Thursday, November 9, 2017

United Breast Cancer Foundation Calls Me. Again.

What sort of organization employs a call center that spoofs their CallerID and uses not one, but TWO layers pre-recorded operators in order to solicit people? The answer should be obvious, but, I'll spell it out just in case: Any organization that employs these tactics is much more interested in separating you from your hard earned money than they are in actually helping you or anyone else out. This brings me to the United Breast Cancer Foundation. I've dealt with them before, earlier this year, and they had been calling me about three times a day for the last two weeks. Usually, when I would answer, they'd just hang up. Today, however, they connected and I was met with Alice, that familiar robo-voice.

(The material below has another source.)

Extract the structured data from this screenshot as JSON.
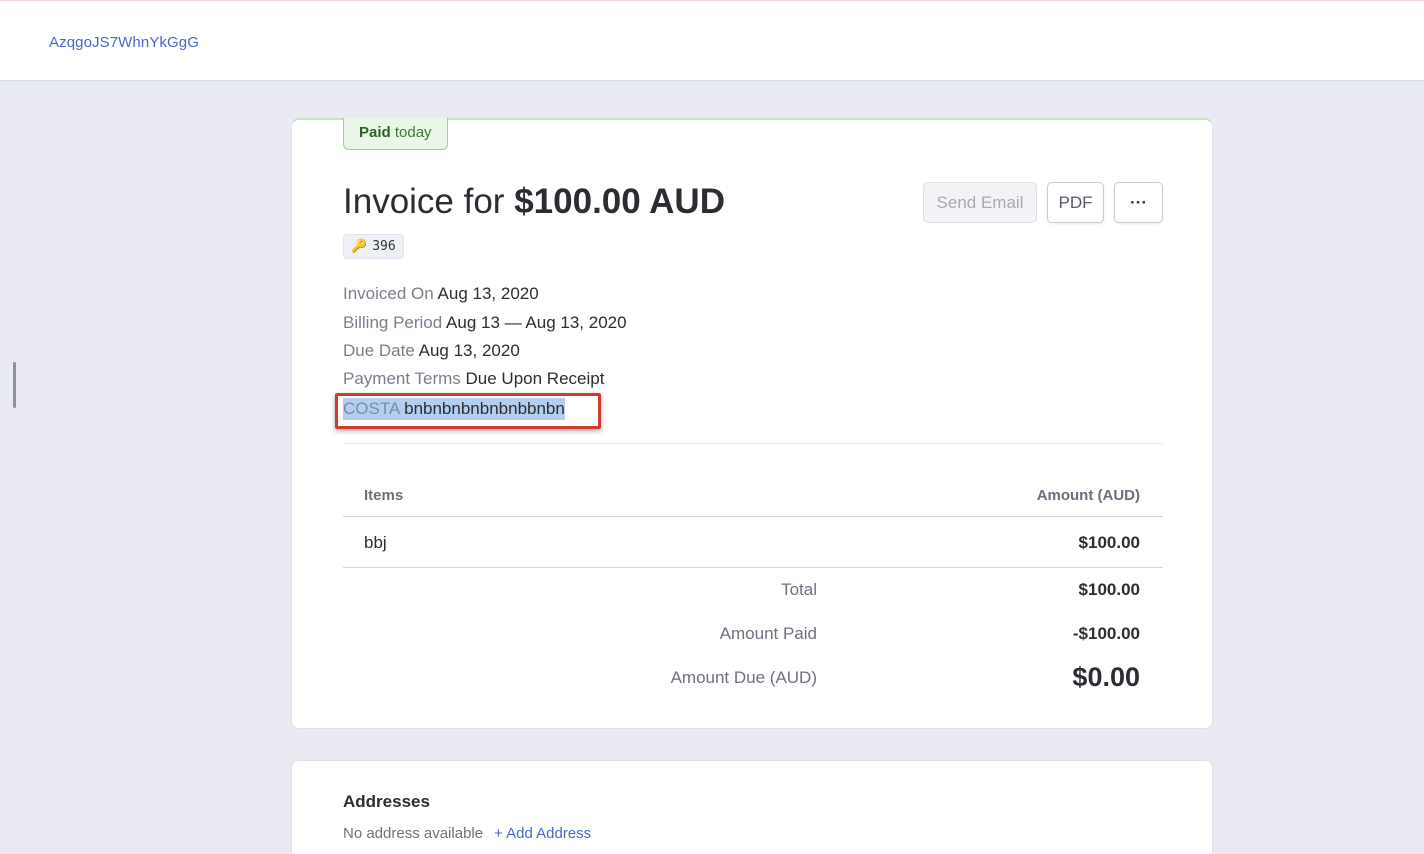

There must have been some kind of lag Alice's programming, because when I picked up the call, she didn't identify who she was calling for. She was already mid-way through her pitch when she started telling me how she hoped that the ladies could count on my support. She never mentioned the United Breast Cancer foundation. And when I asked for a representative, she put me down for a $30 donation! She forwarded me to "Jen from verification" which was another pre-programmed robo-voice! After saying "representative" over and over again, I finally got kicked over to a "manager" who was an actual living, breathing person working at a call center.

Andrea picked up the phone, and I wasn't sure that she was actually human. Through her intermittent gum-smacking, I asked her to prove to me that she was human. Andrea actually works for a call center service named "Associated Community Services" and, when I asked her how she felt to be soliciting donations on behalf of an organization that spends only 6% of the money they raise on actually helping people, etc, Andrea tried to beg off. She eventually tried to say "They are helping out as many people as they can". I couldn't abide by that bullshit. In the midst of my berating her, Andrea said that she had indeed looked up the United Breast Cancer foundation, which, if true, shows me that she's content to make money off of working for charities that are questionable at best.

And why is that? Well, one doesn't really have to wonder why Andrea feels that way, considering that she works for Associated Community Services, an organization that ran afoul of the Michigan Attorney General and had to pay a settlement after a cease-and-desist order. In 2015, three Michigan based cancer fundraising organizations erroneously portrayed themselves as charities with financial programs for cancer patients that provide pain medications, transportation and hospice care. Guess which call center they used? Associated Community Services. You might be seeing a correlation here.


Wednesday, November 1, 2017

Papa John Blames NFL For Low Pizza Sales

Papa Johns pizza sales and stock price have been falling recently, and company executives think they know why. "Papa" John Schnatter, founder and CEO of Papa John's International Inc puts the blame squarely on the controversy over NFL players kneeling during the National Anthem. Papa Johns, the official pizza company of the NFL, has a deal with the league and with 23 teams. Company executives believe that fallout of the National Anthem controversy has resulted in many NFL fans boycotting the pizza chain "The NFL has hurt us", Schnatter said during an earnings call on Wednesday. "We are disappointed the NFL and its leadership did not resolve this." This coming from the guy that complained that the Affordable Care Act forced him to raise prices and then a week later promoted a one million pizza give away. Company executives also blamed the increasingly competitive restaurant environment and temporary store closures caused by hurricanes for weak sales.

Personally, I think that while boycotts may have been a small factor, the overall cause of declining sales at Papa Johns is due to the fact that it has become a sub-par product. One of the first things a company needs to do when sales decline is to look inward. Domino's Pizza is a fine example. Here's a company that realized it was putting out a below middling product and allocated the time and capital necessary to improve upon it. And they ended up making a product that tastes good (for a chain store) and can be cheaply and quickly produced. They also implemented some technological innovations. Their web ordering app is the standard by which similar companies are judged.

Papa Johns needs to do some research on how to improve their product and update their ordering process. And, while they're at it, they need to do something with their commercials. Maybe hire a spokesman. I'm personally tired of seeing that douche-nozzle Papa John on every commercial they company does. It worked when the first did it ages ago when the touted Papa John's as a one-man success story, but the guy has become a caricature.